## [ABOUT THIS EXERCISE]
When a line below holds the string "title", show that line.

*** Opening of DATA ***

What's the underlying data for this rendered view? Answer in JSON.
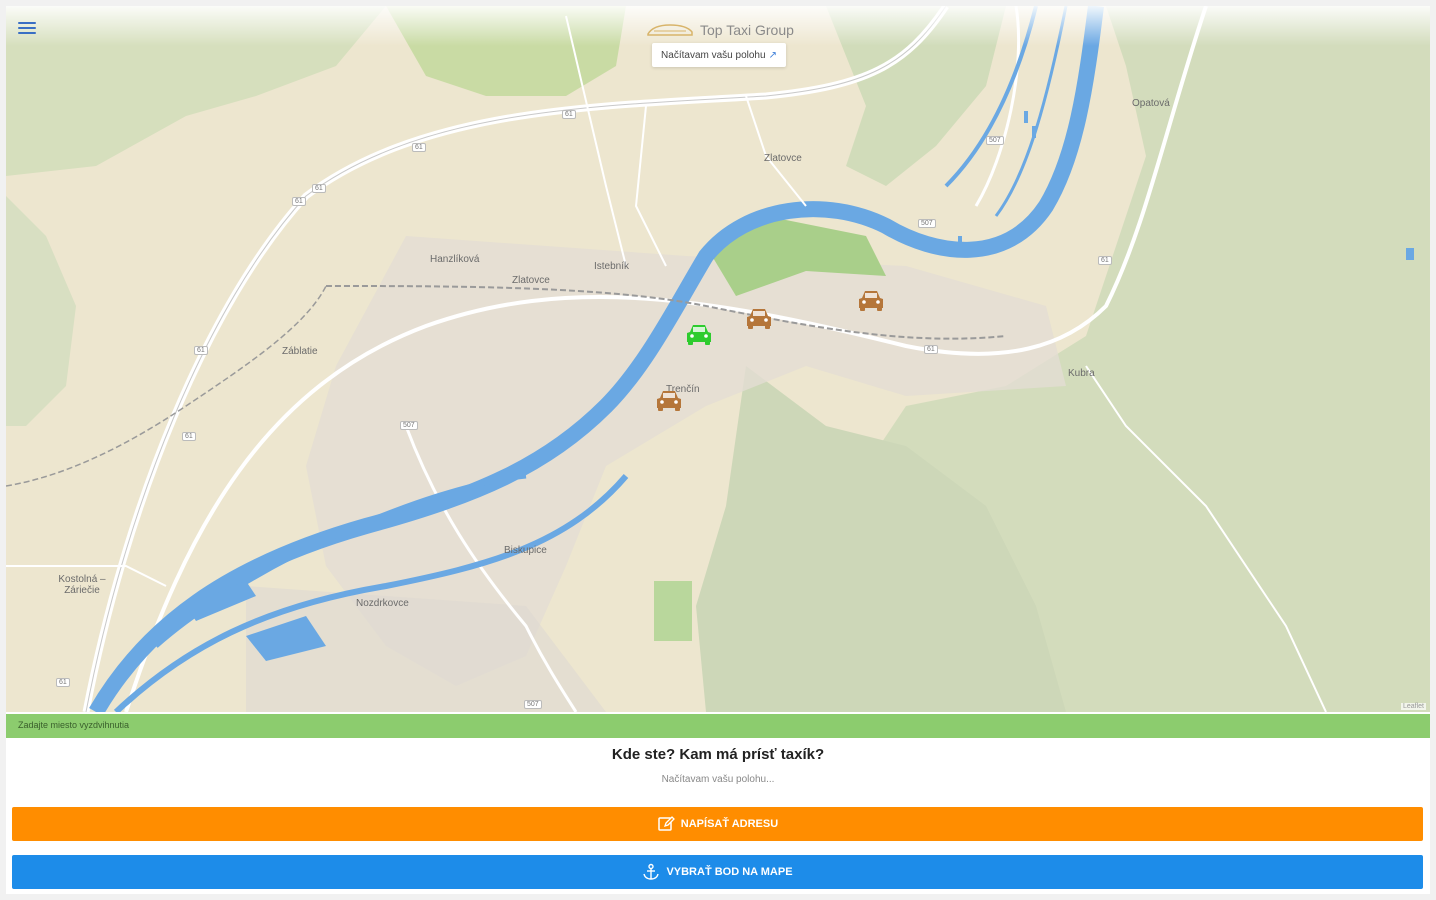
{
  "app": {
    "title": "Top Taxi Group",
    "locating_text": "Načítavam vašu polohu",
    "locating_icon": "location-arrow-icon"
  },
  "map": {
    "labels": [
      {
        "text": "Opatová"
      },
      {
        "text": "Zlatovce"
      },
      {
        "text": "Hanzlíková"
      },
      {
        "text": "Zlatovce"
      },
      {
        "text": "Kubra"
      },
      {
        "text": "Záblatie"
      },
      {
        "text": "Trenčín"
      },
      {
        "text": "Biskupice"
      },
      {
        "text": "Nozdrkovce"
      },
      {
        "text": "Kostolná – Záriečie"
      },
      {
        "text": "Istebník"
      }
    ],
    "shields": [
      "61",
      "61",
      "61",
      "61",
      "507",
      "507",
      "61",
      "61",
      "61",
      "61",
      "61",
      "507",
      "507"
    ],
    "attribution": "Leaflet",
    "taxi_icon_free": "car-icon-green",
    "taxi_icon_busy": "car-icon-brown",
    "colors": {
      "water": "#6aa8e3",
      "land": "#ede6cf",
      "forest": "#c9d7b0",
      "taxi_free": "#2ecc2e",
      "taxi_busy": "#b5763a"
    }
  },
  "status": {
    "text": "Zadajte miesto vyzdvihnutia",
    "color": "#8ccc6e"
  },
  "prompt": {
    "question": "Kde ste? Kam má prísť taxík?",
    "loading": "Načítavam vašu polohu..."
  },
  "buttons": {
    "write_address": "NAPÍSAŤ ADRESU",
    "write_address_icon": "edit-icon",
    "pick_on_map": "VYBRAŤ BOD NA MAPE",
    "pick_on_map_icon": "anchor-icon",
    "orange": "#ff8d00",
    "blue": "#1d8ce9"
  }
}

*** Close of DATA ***
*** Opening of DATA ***

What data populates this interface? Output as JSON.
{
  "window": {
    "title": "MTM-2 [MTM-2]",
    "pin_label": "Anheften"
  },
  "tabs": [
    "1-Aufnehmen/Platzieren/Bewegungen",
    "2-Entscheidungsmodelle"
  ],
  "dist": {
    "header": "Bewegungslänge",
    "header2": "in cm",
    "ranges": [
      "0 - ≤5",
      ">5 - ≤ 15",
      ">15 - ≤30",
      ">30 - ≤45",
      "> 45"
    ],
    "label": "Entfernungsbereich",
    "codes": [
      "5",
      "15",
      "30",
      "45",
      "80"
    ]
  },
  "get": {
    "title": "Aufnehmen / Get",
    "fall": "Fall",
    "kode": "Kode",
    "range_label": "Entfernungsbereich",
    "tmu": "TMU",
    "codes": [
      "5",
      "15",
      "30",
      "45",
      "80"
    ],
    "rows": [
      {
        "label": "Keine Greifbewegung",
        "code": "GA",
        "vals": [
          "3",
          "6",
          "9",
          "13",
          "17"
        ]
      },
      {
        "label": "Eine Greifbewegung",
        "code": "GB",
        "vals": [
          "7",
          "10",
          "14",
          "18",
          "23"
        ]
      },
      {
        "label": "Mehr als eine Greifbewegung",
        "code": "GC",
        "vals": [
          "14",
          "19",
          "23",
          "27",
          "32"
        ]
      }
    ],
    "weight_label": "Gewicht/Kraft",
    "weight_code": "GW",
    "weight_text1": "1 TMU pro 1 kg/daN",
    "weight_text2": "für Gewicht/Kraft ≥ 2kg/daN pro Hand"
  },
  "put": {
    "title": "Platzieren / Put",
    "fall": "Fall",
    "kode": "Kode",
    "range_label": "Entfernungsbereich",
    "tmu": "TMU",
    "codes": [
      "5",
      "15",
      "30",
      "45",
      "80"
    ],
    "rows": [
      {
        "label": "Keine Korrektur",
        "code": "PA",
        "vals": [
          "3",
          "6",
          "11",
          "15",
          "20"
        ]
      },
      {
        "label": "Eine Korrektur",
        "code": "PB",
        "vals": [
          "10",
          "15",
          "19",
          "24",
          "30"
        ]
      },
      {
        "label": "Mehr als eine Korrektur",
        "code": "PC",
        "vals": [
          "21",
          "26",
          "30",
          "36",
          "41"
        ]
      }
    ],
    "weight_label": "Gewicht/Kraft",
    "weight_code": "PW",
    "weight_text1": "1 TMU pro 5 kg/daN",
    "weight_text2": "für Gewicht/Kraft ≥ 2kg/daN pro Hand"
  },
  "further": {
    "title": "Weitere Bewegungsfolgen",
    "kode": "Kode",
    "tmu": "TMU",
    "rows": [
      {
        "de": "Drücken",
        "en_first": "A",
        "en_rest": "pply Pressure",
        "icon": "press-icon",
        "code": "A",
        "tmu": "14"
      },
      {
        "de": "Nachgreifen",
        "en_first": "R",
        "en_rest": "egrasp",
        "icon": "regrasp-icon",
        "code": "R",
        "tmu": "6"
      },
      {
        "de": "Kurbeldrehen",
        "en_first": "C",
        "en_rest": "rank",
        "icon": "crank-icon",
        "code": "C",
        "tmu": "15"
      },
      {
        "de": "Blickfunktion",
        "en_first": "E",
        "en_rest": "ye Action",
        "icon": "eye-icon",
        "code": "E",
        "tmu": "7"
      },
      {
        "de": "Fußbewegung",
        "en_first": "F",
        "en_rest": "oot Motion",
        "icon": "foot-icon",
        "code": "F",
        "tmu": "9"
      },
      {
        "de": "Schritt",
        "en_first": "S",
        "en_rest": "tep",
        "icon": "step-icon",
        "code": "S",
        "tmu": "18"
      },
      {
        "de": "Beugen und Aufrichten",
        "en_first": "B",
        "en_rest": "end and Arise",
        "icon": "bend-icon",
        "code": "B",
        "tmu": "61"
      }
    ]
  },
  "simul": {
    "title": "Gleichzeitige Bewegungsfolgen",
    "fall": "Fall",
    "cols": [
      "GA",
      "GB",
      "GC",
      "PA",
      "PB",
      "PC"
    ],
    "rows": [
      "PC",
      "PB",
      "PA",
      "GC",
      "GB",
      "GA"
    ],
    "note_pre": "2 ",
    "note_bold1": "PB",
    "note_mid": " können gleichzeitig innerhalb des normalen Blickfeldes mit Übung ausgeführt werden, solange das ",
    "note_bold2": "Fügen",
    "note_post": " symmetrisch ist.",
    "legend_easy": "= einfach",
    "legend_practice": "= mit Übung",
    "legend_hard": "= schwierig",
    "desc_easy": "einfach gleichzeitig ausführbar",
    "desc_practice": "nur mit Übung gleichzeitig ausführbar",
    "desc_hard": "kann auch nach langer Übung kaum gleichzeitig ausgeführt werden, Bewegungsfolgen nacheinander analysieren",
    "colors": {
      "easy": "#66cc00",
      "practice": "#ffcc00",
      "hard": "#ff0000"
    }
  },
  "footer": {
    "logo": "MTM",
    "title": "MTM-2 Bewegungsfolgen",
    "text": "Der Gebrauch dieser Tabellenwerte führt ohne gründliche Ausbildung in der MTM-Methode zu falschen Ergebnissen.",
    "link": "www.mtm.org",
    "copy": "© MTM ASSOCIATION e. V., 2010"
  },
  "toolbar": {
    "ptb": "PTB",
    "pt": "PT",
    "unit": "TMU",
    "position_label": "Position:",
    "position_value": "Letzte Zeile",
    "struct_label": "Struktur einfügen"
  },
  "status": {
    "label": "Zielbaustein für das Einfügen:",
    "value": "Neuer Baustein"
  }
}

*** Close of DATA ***

## [SOLUTION TO THE PROBLEM]
    "title": "Top Taxi Group",
    "title": "MTM-2 [MTM-2]",
    "title": "Aufnehmen / Get",
    "title": "Platzieren / Put",
    "title": "Weitere Bewegungsfolgen",
    "title": "Gleichzeitige Bewegungsfolgen",
    "title": "MTM-2 Bewegungsfolgen",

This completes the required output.